First Floor

Intersections
Claudia Joskowicz

May 18, 2013 - June 23, 2013

The exhibit received a wonderful review in Daily Serving by Elspeth Walker

Claudia Joskowicz
Intersections
May 18 – June 23, 2013

Two channel video projection along with a photography installation exploring the urban landscape of the city of of El Alto in Bolivia.

LMAKprojects is pleased to announce Claudia Joskowicz’s solo exhibit Intersections. The exhibit consists of a large video installation and photographs of her project Every Building on Avenida Alfonso Ugarte – After Ruscha. The work is an exploration of the urban landscape of the city of El Alto in her home country of Bolivia through a look at the intersections between everyday life and historical events that resonate in the collective memory of that city and, the country at large.

The photographic series and two-channel video installation Every Building on Avenida Alfonso Ugarte – After Ruscha takes as its inspiration Edward Ruscha’s photo book Every Building on the Sunset Strip (1966). A selection of photographs from the series ponders the juxtaposition of the continuum of time and a still reenactment of an affecting moment in Bolivian history.

The video is installed in the back section of the gallery with two projections on opposite walls, with a true to life ration. As the viewer stands in between the two projections, one is taken along a continuous tracking shot on the major thoroughfare in El Alto. The video takes inventory of a quotidian Bolivian scene reflecting a contemporary developing city. El Alto is one of the largest urban centers and one of the fastest growing cities in Bolivia as well as one of the sites where violent protests related to the Bolivian gas conflict in October 2003 took place.
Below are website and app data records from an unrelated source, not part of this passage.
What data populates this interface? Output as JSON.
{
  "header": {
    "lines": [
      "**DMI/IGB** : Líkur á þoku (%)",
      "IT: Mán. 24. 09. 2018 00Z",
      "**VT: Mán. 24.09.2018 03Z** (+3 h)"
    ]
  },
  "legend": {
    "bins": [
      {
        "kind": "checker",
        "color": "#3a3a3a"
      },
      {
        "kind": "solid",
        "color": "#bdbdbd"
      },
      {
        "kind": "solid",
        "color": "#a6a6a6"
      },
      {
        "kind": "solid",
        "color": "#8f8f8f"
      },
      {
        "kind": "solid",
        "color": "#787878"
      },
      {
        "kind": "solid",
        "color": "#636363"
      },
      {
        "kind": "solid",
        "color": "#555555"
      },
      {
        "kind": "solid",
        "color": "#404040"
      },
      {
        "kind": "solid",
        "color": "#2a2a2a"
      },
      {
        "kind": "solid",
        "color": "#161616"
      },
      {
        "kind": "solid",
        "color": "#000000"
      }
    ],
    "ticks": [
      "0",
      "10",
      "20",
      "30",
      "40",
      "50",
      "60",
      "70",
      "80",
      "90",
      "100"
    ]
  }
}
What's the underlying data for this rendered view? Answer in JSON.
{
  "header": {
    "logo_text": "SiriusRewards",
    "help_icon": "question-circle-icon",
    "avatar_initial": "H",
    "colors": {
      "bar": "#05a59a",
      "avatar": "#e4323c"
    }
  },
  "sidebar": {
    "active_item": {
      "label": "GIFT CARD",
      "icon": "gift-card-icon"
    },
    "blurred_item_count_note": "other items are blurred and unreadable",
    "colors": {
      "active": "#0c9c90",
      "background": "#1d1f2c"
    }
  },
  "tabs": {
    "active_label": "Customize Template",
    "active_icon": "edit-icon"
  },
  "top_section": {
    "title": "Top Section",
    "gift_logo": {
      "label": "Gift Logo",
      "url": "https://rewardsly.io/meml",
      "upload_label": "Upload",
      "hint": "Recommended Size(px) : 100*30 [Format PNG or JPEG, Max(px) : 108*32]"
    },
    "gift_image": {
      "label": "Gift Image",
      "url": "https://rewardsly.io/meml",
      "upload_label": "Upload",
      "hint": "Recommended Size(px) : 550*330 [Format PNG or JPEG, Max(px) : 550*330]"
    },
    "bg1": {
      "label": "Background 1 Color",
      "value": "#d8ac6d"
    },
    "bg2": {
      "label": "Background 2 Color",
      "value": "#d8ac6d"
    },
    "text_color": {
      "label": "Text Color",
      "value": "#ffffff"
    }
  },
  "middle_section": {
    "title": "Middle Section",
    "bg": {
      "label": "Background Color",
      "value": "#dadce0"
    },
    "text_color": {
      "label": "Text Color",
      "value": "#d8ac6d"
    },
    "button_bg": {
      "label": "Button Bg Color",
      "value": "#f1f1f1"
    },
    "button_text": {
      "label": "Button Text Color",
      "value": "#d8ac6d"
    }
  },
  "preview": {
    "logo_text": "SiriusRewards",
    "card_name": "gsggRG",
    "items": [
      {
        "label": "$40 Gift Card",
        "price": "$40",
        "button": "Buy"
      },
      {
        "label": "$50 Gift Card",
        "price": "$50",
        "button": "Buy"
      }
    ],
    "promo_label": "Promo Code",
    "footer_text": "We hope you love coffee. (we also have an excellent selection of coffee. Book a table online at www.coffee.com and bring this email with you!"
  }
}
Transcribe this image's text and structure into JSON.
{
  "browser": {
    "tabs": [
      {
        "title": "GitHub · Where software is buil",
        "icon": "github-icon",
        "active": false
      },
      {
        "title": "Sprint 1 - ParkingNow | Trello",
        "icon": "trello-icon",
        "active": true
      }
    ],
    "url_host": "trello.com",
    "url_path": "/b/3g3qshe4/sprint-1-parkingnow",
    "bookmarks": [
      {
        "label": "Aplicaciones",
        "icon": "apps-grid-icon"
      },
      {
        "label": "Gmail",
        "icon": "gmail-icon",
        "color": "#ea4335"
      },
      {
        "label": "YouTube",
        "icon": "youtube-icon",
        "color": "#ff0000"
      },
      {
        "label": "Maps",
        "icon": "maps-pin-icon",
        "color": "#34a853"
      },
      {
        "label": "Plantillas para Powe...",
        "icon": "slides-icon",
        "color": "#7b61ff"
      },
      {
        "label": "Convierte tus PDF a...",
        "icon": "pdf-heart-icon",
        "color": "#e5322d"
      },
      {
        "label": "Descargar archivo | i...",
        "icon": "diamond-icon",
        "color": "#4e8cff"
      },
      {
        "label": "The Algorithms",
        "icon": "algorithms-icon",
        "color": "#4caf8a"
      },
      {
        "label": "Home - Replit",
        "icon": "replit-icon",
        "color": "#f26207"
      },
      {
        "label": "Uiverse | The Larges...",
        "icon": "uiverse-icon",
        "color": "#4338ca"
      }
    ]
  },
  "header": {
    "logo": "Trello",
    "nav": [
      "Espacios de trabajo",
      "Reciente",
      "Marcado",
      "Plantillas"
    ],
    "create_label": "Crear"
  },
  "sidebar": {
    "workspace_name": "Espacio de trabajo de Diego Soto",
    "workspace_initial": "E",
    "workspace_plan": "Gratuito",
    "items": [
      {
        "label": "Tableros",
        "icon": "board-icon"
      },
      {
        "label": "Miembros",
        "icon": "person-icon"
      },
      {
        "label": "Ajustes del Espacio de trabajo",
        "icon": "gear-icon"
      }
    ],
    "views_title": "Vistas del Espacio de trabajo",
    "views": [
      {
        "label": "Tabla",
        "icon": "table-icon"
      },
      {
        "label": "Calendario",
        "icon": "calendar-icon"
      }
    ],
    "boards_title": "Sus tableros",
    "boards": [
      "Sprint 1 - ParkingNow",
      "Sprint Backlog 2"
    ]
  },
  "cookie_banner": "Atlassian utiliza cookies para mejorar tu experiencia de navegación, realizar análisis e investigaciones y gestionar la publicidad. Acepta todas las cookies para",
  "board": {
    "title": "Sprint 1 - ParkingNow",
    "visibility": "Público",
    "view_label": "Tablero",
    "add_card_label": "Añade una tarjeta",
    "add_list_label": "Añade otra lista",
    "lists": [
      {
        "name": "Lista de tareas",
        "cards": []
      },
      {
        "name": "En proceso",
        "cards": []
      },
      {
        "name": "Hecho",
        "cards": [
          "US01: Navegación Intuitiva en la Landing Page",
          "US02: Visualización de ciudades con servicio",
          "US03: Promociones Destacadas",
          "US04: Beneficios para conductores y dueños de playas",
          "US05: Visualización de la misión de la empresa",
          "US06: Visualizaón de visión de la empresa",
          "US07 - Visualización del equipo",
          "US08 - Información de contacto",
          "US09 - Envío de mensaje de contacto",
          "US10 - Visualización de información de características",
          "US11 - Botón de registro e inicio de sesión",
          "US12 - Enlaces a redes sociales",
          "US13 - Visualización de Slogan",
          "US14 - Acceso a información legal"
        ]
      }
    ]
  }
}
In a continuous take, the mundane is juxtaposed with ritual and social conflict inserting one single still scene of violence into the register of the typical scenery of daily Bolivian life thus capturing the variegated reality of El Alto, and, by extension, also that of all developing countries.